#### Listed entries ####

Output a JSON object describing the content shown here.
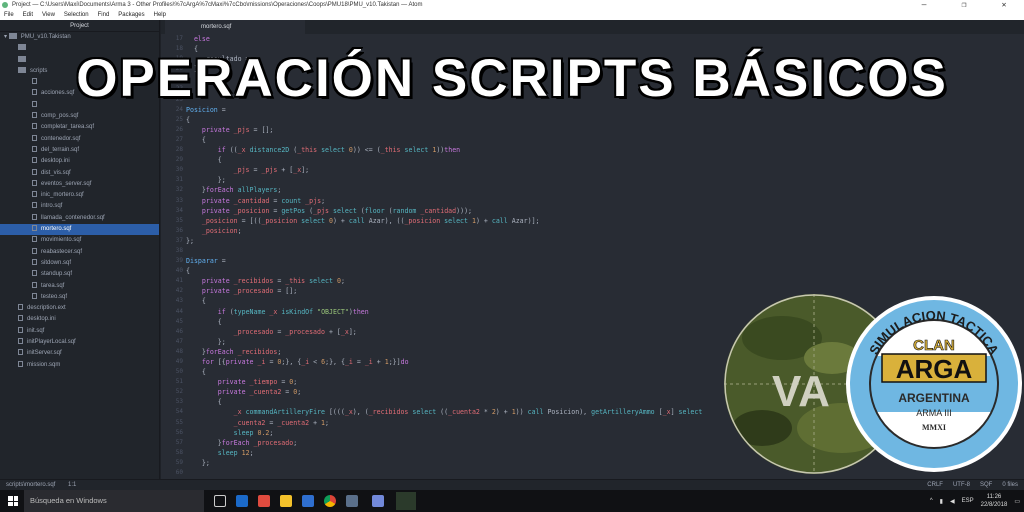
{
  "window": {
    "title": "Project — C:\\Users\\Maxi\\Documents\\Arma 3 - Other Profiles\\%7cArgA%7cMaxi%7cCbo\\missions\\Operaciones\\Coops\\PMU18\\PMU_v10.Takistan — Atom",
    "controls": [
      "—",
      "❐",
      "✕"
    ]
  },
  "menu": [
    "File",
    "Edit",
    "View",
    "Selection",
    "Find",
    "Packages",
    "Help"
  ],
  "tree": {
    "header": "Project",
    "root": "PMU_v10.Takistan",
    "items": [
      {
        "label": "",
        "type": "dir",
        "indent": 1
      },
      {
        "label": "",
        "type": "dir",
        "indent": 1
      },
      {
        "label": "scripts",
        "type": "dir",
        "indent": 1
      },
      {
        "label": "",
        "type": "file",
        "indent": 2
      },
      {
        "label": "acciones.sqf",
        "type": "file",
        "indent": 2
      },
      {
        "label": "",
        "type": "file",
        "indent": 2
      },
      {
        "label": "comp_pos.sqf",
        "type": "file",
        "indent": 2
      },
      {
        "label": "completar_tarea.sqf",
        "type": "file",
        "indent": 2
      },
      {
        "label": "contenedor.sqf",
        "type": "file",
        "indent": 2
      },
      {
        "label": "del_terrain.sqf",
        "type": "file",
        "indent": 2
      },
      {
        "label": "desktop.ini",
        "type": "file",
        "indent": 2
      },
      {
        "label": "dist_vis.sqf",
        "type": "file",
        "indent": 2
      },
      {
        "label": "eventos_server.sqf",
        "type": "file",
        "indent": 2
      },
      {
        "label": "inic_mortero.sqf",
        "type": "file",
        "indent": 2
      },
      {
        "label": "intro.sqf",
        "type": "file",
        "indent": 2
      },
      {
        "label": "llamada_contenedor.sqf",
        "type": "file",
        "indent": 2
      },
      {
        "label": "mortero.sqf",
        "type": "file",
        "indent": 2,
        "selected": true
      },
      {
        "label": "movimiento.sqf",
        "type": "file",
        "indent": 2
      },
      {
        "label": "reabastecer.sqf",
        "type": "file",
        "indent": 2
      },
      {
        "label": "sitdown.sqf",
        "type": "file",
        "indent": 2
      },
      {
        "label": "standup.sqf",
        "type": "file",
        "indent": 2
      },
      {
        "label": "tarea.sqf",
        "type": "file",
        "indent": 2
      },
      {
        "label": "testeo.sqf",
        "type": "file",
        "indent": 2
      },
      {
        "label": "description.ext",
        "type": "file",
        "indent": 1
      },
      {
        "label": "desktop.ini",
        "type": "file",
        "indent": 1
      },
      {
        "label": "init.sqf",
        "type": "file",
        "indent": 1
      },
      {
        "label": "initPlayerLocal.sqf",
        "type": "file",
        "indent": 1
      },
      {
        "label": "initServer.sqf",
        "type": "file",
        "indent": 1
      },
      {
        "label": "mission.sqm",
        "type": "file",
        "indent": 1
      }
    ]
  },
  "tab": {
    "label": "mortero.sqf"
  },
  "editor": {
    "lines": [
      {
        "n": "17",
        "html": "  <span class=\"kw\">else</span>"
      },
      {
        "n": "18",
        "html": "  {"
      },
      {
        "n": "19",
        "html": "    _resultado = "
      },
      {
        "n": "20",
        "html": "  };"
      },
      {
        "n": "21",
        "html": ""
      },
      {
        "n": "22",
        "html": ""
      },
      {
        "n": "23",
        "html": ""
      },
      {
        "n": "24",
        "html": "<span class=\"fn\">Posicion</span> ="
      },
      {
        "n": "25",
        "html": "{"
      },
      {
        "n": "26",
        "html": "    <span class=\"kw\">private</span> <span class=\"vr\">_pjs</span> = [];"
      },
      {
        "n": "27",
        "html": "    {"
      },
      {
        "n": "28",
        "html": "        <span class=\"kw\">if</span> ((<span class=\"vr\">_x</span> <span class=\"op\">distance2D</span> (<span class=\"vr\">_this</span> <span class=\"op\">select</span> <span class=\"nu\">0</span>)) &lt;= (<span class=\"vr\">_this</span> <span class=\"op\">select</span> <span class=\"nu\">1</span>))<span class=\"kw\">then</span>"
      },
      {
        "n": "29",
        "html": "        {"
      },
      {
        "n": "30",
        "html": "            <span class=\"vr\">_pjs</span> = <span class=\"vr\">_pjs</span> + [<span class=\"vr\">_x</span>];"
      },
      {
        "n": "31",
        "html": "        };"
      },
      {
        "n": "32",
        "html": "    }<span class=\"kw\">forEach</span> <span class=\"op\">allPlayers</span>;"
      },
      {
        "n": "33",
        "html": "    <span class=\"kw\">private</span> <span class=\"vr\">_cantidad</span> = <span class=\"op\">count</span> <span class=\"vr\">_pjs</span>;"
      },
      {
        "n": "34",
        "html": "    <span class=\"kw\">private</span> <span class=\"vr\">_posicion</span> = <span class=\"op\">getPos</span> (<span class=\"vr\">_pjs</span> <span class=\"op\">select</span> (<span class=\"op\">floor</span> (<span class=\"op\">random</span> <span class=\"vr\">_cantidad</span>)));"
      },
      {
        "n": "35",
        "html": "    <span class=\"vr\">_posicion</span> = [((<span class=\"vr\">_posicion</span> <span class=\"op\">select</span> <span class=\"nu\">0</span>) + <span class=\"op\">call</span> Azar), ((<span class=\"vr\">_posicion</span> <span class=\"op\">select</span> <span class=\"nu\">1</span>) + <span class=\"op\">call</span> Azar)];"
      },
      {
        "n": "36",
        "html": "    <span class=\"vr\">_posicion</span>;"
      },
      {
        "n": "37",
        "html": "};"
      },
      {
        "n": "38",
        "html": ""
      },
      {
        "n": "39",
        "html": "<span class=\"fn\">Disparar</span> ="
      },
      {
        "n": "40",
        "html": "{"
      },
      {
        "n": "41",
        "html": "    <span class=\"kw\">private</span> <span class=\"vr\">_recibidos</span> = <span class=\"vr\">_this</span> <span class=\"op\">select</span> <span class=\"nu\">0</span>;"
      },
      {
        "n": "42",
        "html": "    <span class=\"kw\">private</span> <span class=\"vr\">_procesado</span> = [];"
      },
      {
        "n": "43",
        "html": "    {"
      },
      {
        "n": "44",
        "html": "        <span class=\"kw\">if</span> (<span class=\"op\">typeName</span> <span class=\"vr\">_x</span> <span class=\"op\">isKindOf</span> <span class=\"st\">\"OBJECT\"</span>)<span class=\"kw\">then</span>"
      },
      {
        "n": "45",
        "html": "        {"
      },
      {
        "n": "46",
        "html": "            <span class=\"vr\">_procesado</span> = <span class=\"vr\">_procesado</span> + [<span class=\"vr\">_x</span>];"
      },
      {
        "n": "47",
        "html": "        };"
      },
      {
        "n": "48",
        "html": "    }<span class=\"kw\">forEach</span> <span class=\"vr\">_recibidos</span>;"
      },
      {
        "n": "49",
        "html": "    <span class=\"kw\">for</span> [{<span class=\"kw\">private</span> <span class=\"vr\">_i</span> = <span class=\"nu\">0</span>;}, {<span class=\"vr\">_i</span> &lt; <span class=\"nu\">6</span>;}, {<span class=\"vr\">_i</span> = <span class=\"vr\">_i</span> + <span class=\"nu\">1</span>;}]<span class=\"kw\">do</span>"
      },
      {
        "n": "50",
        "html": "    {"
      },
      {
        "n": "51",
        "html": "        <span class=\"kw\">private</span> <span class=\"vr\">_tiempo</span> = <span class=\"nu\">0</span>;"
      },
      {
        "n": "52",
        "html": "        <span class=\"kw\">private</span> <span class=\"vr\">_cuenta2</span> = <span class=\"nu\">0</span>;"
      },
      {
        "n": "53",
        "html": "        {"
      },
      {
        "n": "54",
        "html": "            <span class=\"vr\">_x</span> <span class=\"op\">commandArtilleryFire</span> [(((<span class=\"vr\">_x</span>), (<span class=\"vr\">_recibidos</span> <span class=\"op\">select</span> ((<span class=\"vr\">_cuenta2</span> * <span class=\"nu\">2</span>) + <span class=\"nu\">1</span>)) <span class=\"op\">call</span> Posicion), <span class=\"op\">getArtilleryAmmo</span> [<span class=\"vr\">_x</span>] <span class=\"op\">select</span>"
      },
      {
        "n": "55",
        "html": "            <span class=\"vr\">_cuenta2</span> = <span class=\"vr\">_cuenta2</span> + <span class=\"nu\">1</span>;"
      },
      {
        "n": "56",
        "html": "            <span class=\"op\">sleep</span> <span class=\"nu\">0.2</span>;"
      },
      {
        "n": "57",
        "html": "        }<span class=\"kw\">forEach</span> <span class=\"vr\">_procesado</span>;"
      },
      {
        "n": "58",
        "html": "        <span class=\"op\">sleep</span> <span class=\"nu\">12</span>;"
      },
      {
        "n": "59",
        "html": "    };"
      },
      {
        "n": "60",
        "html": ""
      },
      {
        "n": "61",
        "html": "    _lista = [];"
      }
    ]
  },
  "status": {
    "path": "scripts\\mortero.sqf",
    "position": "1:1",
    "right": [
      "CRLF",
      "UTF-8",
      "SQF",
      "0 files"
    ]
  },
  "taskbar": {
    "search_placeholder": "Búsqueda en Windows",
    "language": "ESP",
    "time": "11:26",
    "date": "22/8/2018"
  },
  "overlay": {
    "headline": "OPERACIÓN SCRIPTS BÁSICOS",
    "badge_top": "SIMULACION TACTICA",
    "badge_clan": "CLAN",
    "badge_name": "ARGA",
    "badge_country": "ARGENTINA",
    "badge_game": "ARMA III",
    "badge_year": "MMXI",
    "left_logo_text": "VA"
  },
  "colors": {
    "editor_bg": "#282c34",
    "sidebar_bg": "#21252b",
    "selection": "#2c5ea8",
    "badge_blue": "#6fb7e2",
    "badge_gold": "#d9b13b",
    "camo_green": "#4a5a2a"
  }
}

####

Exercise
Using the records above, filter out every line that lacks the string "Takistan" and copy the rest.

Task response
    "title": "Project — C:\\Users\\Maxi\\Documents\\Arma 3 - Other Profiles\\%7cArgA%7cMaxi%7cCbo\\missions\\Operaciones\\Coops\\PMU18\\PMU_v10.Takistan — Atom",
    "root": "PMU_v10.Takistan",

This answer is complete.